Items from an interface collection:
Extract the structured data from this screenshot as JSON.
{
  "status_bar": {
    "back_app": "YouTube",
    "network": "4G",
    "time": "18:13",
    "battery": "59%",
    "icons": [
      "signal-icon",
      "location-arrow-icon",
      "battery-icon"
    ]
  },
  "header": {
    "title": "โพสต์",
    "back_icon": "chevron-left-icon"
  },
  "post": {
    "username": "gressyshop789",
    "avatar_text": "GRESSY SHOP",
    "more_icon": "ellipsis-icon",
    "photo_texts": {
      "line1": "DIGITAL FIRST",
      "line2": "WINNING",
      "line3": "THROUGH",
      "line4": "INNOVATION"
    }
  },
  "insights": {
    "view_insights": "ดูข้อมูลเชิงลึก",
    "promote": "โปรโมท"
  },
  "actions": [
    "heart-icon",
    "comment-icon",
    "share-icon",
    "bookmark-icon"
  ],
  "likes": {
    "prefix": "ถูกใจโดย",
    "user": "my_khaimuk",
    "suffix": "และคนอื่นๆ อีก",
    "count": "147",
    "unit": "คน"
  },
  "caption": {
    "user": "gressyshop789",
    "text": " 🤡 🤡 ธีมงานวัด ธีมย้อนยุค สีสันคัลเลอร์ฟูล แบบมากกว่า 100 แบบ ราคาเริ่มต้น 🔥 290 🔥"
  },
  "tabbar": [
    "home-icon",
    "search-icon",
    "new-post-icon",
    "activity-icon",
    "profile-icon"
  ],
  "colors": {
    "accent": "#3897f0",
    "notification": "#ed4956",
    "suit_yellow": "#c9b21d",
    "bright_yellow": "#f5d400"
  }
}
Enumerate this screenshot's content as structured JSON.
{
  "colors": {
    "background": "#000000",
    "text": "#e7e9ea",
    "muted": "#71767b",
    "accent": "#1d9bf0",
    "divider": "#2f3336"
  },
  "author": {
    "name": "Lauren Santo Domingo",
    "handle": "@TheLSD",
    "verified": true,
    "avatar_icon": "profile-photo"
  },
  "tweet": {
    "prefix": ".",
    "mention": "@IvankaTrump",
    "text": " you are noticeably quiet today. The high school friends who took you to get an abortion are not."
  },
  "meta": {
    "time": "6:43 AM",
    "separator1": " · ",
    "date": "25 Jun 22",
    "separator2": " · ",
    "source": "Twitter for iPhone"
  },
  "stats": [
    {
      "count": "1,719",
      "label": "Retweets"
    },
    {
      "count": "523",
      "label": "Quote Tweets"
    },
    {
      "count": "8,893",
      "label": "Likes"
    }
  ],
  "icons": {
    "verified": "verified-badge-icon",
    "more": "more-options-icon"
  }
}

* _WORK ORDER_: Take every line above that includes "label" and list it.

* _SOLUTION FOR THIS EXERCISE_:
      "label": "Retweets"
      "label": "Quote Tweets"
      "label": "Likes"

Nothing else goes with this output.